One of the keys to success is contractual, where you seek to appropriately document and code your patients' conditions. That is a separate component of success that is not inherently part of a general medical education or of a medical practice necessarily.
Another factor is having the appropriate access, which is a challenge for us and many other health systems across the country. Primary care access is not always easy, and in rural areas such as ours it can be even more challenging. In particular, when you are trying to do outreach and to get people to come in, we have some distance to cover to bring people in to see their providers. So, transportation becomes a challenge for us.
HL: What are the primary elements of patient safety at Monument Health?
Archer: First and foremost, it is about promoting a just culture and getting our errors reported, including near misses. These are opportunities for us to learn and improve our processes.
To support a just culture, we have a good quality assurance structure in place. We have the correct technology and data tools to provide opportunities for improvement. We also have promoted the lean methodology.
Christopher Cheney is the senior clinical care editor at HealthLeaders.
In physician engagement, leaders need to create a structure that is consistent and has physicians involved on a regular basis, the chief medical officer of Monument Health says.
At Monument Health, physicians are included in administrative leadership, including medical directors at every level of service in a market-based operational structure.
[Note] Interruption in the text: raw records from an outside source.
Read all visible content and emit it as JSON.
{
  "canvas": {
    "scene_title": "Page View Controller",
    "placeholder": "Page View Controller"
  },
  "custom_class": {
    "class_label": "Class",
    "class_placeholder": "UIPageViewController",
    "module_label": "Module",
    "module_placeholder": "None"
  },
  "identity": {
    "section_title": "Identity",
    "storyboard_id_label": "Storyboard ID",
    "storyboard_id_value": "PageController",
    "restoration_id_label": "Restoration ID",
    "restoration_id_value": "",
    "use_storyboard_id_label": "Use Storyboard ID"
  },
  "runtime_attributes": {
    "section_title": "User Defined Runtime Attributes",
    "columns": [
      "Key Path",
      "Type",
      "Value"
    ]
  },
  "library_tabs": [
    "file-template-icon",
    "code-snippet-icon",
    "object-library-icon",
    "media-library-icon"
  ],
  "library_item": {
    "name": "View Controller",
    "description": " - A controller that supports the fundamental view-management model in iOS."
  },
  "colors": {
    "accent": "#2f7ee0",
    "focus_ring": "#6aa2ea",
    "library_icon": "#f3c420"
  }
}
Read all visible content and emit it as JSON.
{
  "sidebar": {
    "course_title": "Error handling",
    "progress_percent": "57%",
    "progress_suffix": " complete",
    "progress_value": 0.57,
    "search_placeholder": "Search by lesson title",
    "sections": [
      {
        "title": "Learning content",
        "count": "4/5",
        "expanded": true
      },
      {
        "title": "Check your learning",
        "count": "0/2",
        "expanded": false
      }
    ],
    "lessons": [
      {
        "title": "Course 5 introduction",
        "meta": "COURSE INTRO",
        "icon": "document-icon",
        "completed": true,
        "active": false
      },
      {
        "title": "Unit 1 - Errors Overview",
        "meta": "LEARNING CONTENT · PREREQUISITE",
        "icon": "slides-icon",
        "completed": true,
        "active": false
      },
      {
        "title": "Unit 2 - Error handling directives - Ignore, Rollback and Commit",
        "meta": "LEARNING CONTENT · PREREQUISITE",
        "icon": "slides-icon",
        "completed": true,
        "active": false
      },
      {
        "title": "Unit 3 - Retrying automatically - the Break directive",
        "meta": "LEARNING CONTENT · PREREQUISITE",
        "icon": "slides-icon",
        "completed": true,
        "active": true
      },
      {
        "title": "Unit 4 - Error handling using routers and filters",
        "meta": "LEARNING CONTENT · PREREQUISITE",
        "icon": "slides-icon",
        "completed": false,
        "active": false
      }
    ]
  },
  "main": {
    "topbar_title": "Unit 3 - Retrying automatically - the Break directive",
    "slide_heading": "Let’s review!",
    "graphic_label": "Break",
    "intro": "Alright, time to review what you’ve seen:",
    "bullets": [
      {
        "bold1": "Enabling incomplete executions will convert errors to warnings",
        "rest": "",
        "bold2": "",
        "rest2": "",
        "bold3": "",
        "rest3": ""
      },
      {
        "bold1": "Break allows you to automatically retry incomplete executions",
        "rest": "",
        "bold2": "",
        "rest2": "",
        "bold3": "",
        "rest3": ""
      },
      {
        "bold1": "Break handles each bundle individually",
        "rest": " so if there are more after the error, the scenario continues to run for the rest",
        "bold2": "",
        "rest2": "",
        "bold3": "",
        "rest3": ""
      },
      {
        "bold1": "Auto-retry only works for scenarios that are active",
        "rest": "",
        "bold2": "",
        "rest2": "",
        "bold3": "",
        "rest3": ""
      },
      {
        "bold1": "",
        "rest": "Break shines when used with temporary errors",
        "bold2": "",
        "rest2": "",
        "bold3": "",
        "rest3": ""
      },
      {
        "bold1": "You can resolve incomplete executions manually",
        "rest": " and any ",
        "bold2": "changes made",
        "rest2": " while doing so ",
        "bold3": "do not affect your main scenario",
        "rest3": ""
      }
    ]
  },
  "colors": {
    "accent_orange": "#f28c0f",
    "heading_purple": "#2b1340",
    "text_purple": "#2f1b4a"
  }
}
At Monument Health, a primary component of patient safety is promoting a just culture and getting errors reported.